In 2019 a data sharing agreement was signed with the Revenue Commissioners which allows for the sharing of certain applicant information with the Revenue Commissioners for onward sharing with both the OECD and the applicant's country of origin. This measure was adopted to support the OECD’s Common Reporting Standard. The data will be shared once an applicant has made their investment in Ireland.
To ask the Minister for Justice and Equality the number of new build social housing units, new build nursing homes and primary care centres that are underway stemming from the investment fund and enterprise option of the immigrant investor programme in 2017, 2018 and up to the end of August 2019; and if he will make a statement on the matter.
To ask the Minister for Justice and Equality if his attention has been drawn to the number of applications of new build social housing units stemming from the investment fund and enterprise option of the immigrant investor programme for 2017, 2018 and up to the end of August 2019; and if he will make a statement on the matter.
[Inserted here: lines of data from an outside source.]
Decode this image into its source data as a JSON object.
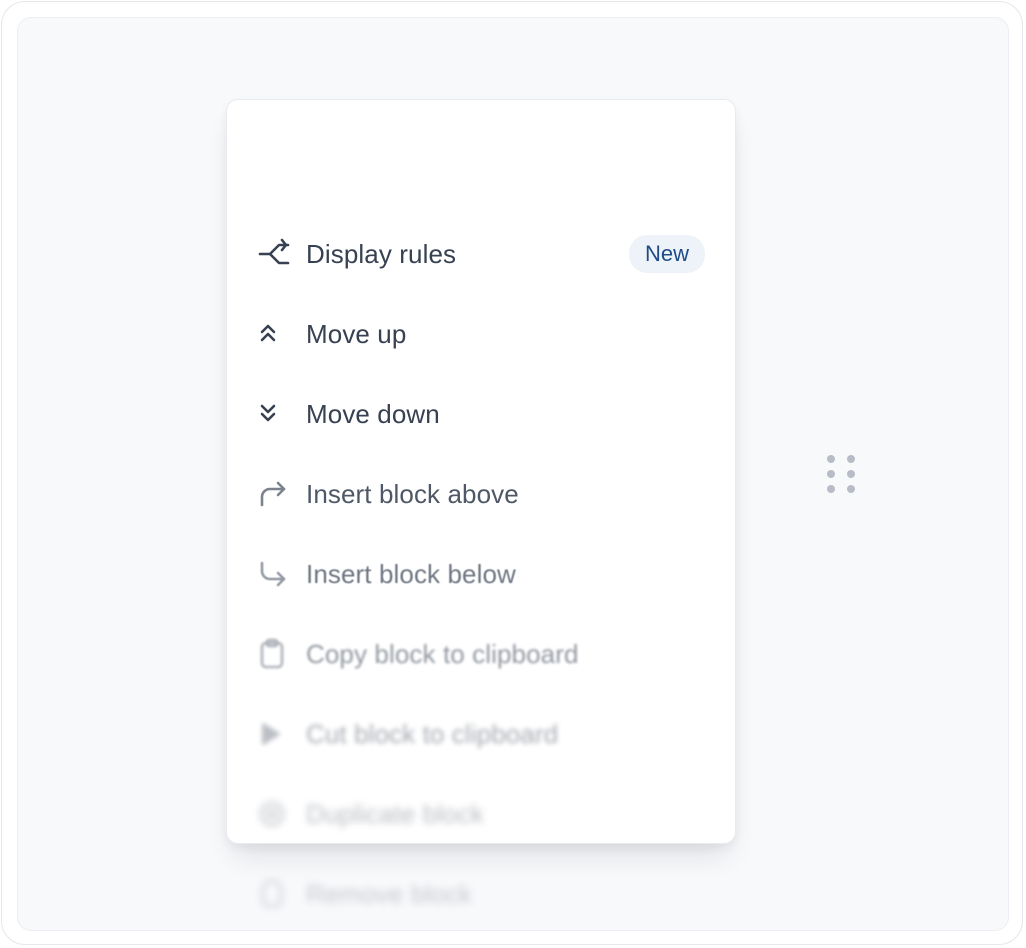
{
  "menu": {
    "items": [
      {
        "label": "Display rules",
        "icon": "branch-icon",
        "badge": "New"
      },
      {
        "label": "Move up",
        "icon": "chevrons-up-icon"
      },
      {
        "label": "Move down",
        "icon": "chevrons-down-icon"
      },
      {
        "label": "Insert block above",
        "icon": "corner-up-right-icon"
      },
      {
        "label": "Insert block below",
        "icon": "corner-down-right-icon"
      },
      {
        "label": "Copy block to clipboard",
        "icon": "clipboard-icon"
      },
      {
        "label": "Cut block to clipboard",
        "icon": "scissors-icon"
      },
      {
        "label": "Duplicate block",
        "icon": "duplicate-icon"
      },
      {
        "label": "Remove block",
        "icon": "trash-icon"
      }
    ]
  },
  "drag_handle": {
    "icon": "drag-dots-icon"
  },
  "colors": {
    "text": "#374151",
    "badge_bg": "#eef3fa",
    "badge_text": "#1e4c86",
    "frame_bg": "#f8f9fb"
  }
}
To ask the Minister for Justice and Equality if his attention has been drawn to the number of applications for new build nursing homes and primary care centres that are underway stemming from the investment fund and enterprise option of the immigrant investor programme for 2017, 2018 and up to the end of August 2019; and if he will make a statement on the matter.
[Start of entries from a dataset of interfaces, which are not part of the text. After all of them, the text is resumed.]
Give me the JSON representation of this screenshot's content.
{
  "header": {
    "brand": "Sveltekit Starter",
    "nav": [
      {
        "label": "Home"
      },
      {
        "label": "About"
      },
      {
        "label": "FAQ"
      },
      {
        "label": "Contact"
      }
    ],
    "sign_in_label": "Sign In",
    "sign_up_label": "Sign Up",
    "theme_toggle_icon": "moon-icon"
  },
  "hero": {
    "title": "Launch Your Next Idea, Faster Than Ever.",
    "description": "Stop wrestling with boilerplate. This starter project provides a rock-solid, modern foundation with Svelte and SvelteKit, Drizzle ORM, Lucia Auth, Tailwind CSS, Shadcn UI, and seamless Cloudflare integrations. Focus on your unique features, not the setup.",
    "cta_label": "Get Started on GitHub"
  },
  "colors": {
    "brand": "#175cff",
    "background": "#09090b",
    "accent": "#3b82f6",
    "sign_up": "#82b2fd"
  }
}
It is a requirement under the Immigrant Investor Programme (IIP) that applicants submit detailed business plans. The Plans for Investment projects involving construction set out, in detail, the number of units to be constructed.
In 2017, 5 nursing home projects and 566 social housing units were approved. In 2018, 4 nursing homes and 884 social housing units were approved. In 2019, 5 nursing homes and some 560 social housing units were approved. There is no record of any primary care centre applications being received in the years mentioned by the Deputy.
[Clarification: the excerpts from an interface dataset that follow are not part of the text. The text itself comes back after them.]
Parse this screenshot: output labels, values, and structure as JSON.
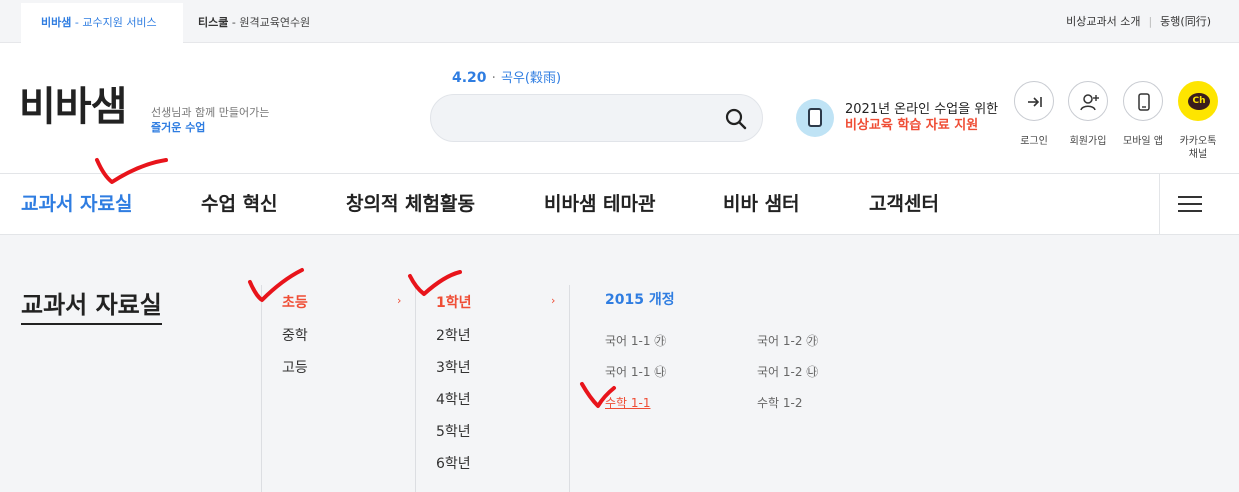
{
  "topbar": {
    "site_tabs": [
      {
        "name": "비바샘",
        "sub": "- 교수지원 서비스"
      },
      {
        "name": "티스쿨",
        "sub": "- 원격교육연수원"
      }
    ],
    "links": [
      "비상교과서 소개",
      "동행(同行)"
    ]
  },
  "header": {
    "logo": "비바샘",
    "tagline_line1": "선생님과 함께 만들어가는",
    "tagline_line2": "즐거운 수업",
    "date": "4.20",
    "solar_term": "곡우(穀雨)",
    "search_value": "",
    "promo_line1": "2021년 온라인 수업을 위한",
    "promo_line2": "비상교육 학습 자료 지원"
  },
  "utility": [
    {
      "label": "로그인",
      "icon": "login-icon"
    },
    {
      "label": "회원가입",
      "icon": "add-user-icon"
    },
    {
      "label": "모바일 앱",
      "icon": "mobile-icon"
    },
    {
      "label_line1": "카카오톡",
      "label_line2": "채널",
      "icon": "kakao-channel-icon",
      "badge": "Ch"
    }
  ],
  "gnb": [
    "교과서 자료실",
    "수업 혁신",
    "창의적 체험활동",
    "비바샘 테마관",
    "비바 샘터",
    "고객센터"
  ],
  "panel": {
    "title": "교과서 자료실",
    "levels": [
      "초등",
      "중학",
      "고등"
    ],
    "grades": [
      "1학년",
      "2학년",
      "3학년",
      "4학년",
      "5학년",
      "6학년"
    ],
    "curriculum": "2015 개정",
    "books": [
      "국어 1-1 ㉮",
      "국어 1-2 ㉮",
      "국어 1-1 ㉯",
      "국어 1-2 ㉯",
      "수학 1-1",
      "수학 1-2"
    ]
  },
  "colors": {
    "accent": "#2f7de1",
    "highlight": "#ef4d35",
    "annotation": "#e8141b",
    "kakao": "#fee500"
  }
}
However, my Department is aware that projects evolve to reflect changed circumstances. Accordingly, to ensure continual compliance with the objectives of the scheme, my Department introduced a rolling review process, whereby applicants and projects that have received funding undergo a review at the year 2 and year 5 stages, and occasionally at the year 3 stage.
I can inform the Deputy that my Department has engaged directly with the Department of Housing, Planning and Local Government and has sought guidance form them on the applications received under the Immigrant Investor Programme for new build social housing units. My officials also exchanged information with that department relating to the projects seeking funding. My officials have requested a meeting with the Department of Health in respect of those applications that are proposing new build nursing homes.
As part of the assessments process my Department interacts with the relevant government departments and agencies regarding various aspects of proposed projects.
All Parlamientary Questions I make and their answers can be viewed in this section